One of your favorite groups is the Vermont based Phish. The past 8 weeks, lead singer Trey Anastasio has performed at The Beacon Theatre. Did you have any songs or nights that stuck out in your memory?

Every night was amazing in its own way, and every song with the Rescue Squad Strings was so beautiful. These shows really brought to life Trey’s dream of becoming a composer, and I am so grateful we could be a part of that, and for a good cause taboot, taboot! The last night of the run was particularly special; not only did Pebbles and Marbles bring me to tears, but Trey also read the note of a friend of mine who’s fiance lost their battle with addiction. Too many friends, and too many people in general, have lost their battle, and are struggling in lonely corners of the country. I joined the Lower Bucks Addiction Task Force to help advocate for people in recovery and addiction treatment. We meet monthly with leaders in the recovery community, who can attest that the pandemic has worsened what was already an opioid crisis. We need to increase state funding for recovery services at a time when state budgets are slammed by lost revenue from Covid-19 business closures. I’m so grateful to Trey for shining a light on this subject, and I’m so proud of our community for raising over $1 million to start an addiction treatment center. We’re all in this together!

Let’s change gears. You also have a small business, helping kids with their goals and dreams in college and beyond. How did you launch this business? 

I surprisingly launched my tutoring business back in the last recession in 2009. I had recently lost my job as a research associate in an immunology lab, along with so many others as NIH grants weren’t renewed that year. I had been tutoring a student here and there to make extra money, but I ordered some business cards, learned how to create a basic website online, and let people in my networks know I was available full time. Within 6 months I was working 7 days a week and making more money than I had ever made working for someone else. I enjoy provoking dreams that don’t exist, and helping teenagers develop their self-confidence to pursue those dreams. 

2020 has been a weird year for everyone. Are there any positives that you have felt have come out of this year?

Hindsight is 2020 became more than a cliche phrase this year. During quarantine, I finally found time to toss away stuff I don’t need in the end, but keep what’s important and know who’s my friend. This pandemic grounded us all, and forced us to examine our existence as everything from toilet paper to Phish tour was put on hold.
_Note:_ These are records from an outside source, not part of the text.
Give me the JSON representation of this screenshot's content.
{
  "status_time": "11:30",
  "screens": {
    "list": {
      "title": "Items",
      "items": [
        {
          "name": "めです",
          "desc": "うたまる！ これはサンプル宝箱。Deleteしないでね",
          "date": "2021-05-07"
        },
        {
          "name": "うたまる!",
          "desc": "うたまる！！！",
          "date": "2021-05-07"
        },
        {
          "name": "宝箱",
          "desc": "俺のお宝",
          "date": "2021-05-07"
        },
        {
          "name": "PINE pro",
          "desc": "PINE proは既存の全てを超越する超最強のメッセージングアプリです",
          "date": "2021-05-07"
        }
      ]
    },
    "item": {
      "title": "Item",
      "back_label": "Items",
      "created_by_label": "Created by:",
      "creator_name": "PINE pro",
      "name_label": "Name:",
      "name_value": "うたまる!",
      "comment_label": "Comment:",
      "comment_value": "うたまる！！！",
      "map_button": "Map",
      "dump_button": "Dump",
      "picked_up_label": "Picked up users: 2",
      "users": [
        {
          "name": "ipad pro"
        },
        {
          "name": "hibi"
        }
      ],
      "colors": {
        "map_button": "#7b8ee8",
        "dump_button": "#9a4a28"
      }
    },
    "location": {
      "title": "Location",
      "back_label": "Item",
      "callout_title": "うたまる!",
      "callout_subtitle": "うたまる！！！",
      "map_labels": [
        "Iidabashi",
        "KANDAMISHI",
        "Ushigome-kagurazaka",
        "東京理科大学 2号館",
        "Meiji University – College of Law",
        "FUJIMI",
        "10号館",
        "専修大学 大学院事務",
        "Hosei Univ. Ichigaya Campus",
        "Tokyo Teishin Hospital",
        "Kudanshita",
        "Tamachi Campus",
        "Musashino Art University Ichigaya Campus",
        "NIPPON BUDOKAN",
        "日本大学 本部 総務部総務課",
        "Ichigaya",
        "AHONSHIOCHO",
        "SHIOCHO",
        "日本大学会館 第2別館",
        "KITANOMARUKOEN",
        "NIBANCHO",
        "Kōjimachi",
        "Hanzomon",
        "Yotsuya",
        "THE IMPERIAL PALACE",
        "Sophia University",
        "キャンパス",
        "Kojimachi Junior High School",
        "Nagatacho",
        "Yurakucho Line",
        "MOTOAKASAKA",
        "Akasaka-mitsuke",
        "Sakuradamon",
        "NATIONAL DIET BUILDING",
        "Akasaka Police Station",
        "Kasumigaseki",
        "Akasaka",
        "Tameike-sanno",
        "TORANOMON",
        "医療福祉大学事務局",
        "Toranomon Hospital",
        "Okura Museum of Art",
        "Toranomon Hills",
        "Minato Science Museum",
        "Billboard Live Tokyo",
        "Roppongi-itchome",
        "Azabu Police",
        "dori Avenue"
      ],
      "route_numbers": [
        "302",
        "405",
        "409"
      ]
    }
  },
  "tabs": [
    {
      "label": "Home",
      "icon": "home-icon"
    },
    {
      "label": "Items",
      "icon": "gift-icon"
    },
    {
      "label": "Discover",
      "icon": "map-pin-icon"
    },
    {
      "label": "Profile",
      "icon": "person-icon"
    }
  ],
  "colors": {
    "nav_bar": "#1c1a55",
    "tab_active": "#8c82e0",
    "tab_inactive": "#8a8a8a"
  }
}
Not only did what matters most come to light, but we are all living differently, in a more intentional way than we ever have. From awareness of racial injustice, to environmental protection, even to politics, more and more people are paying attention and inspired to be the change they wish to see. And voting!! From the sheer number of people who got involved in this election despite a pandemic, to the mass protests for racial justice that continue today, to the way musicians adapted to our new normal with streaming and drive-in shows, we went through a revolution this year. I’m hopeful that next year will see brighter days with a new administration dedicated to the American public and its health again, and maybe even a Phish show or two.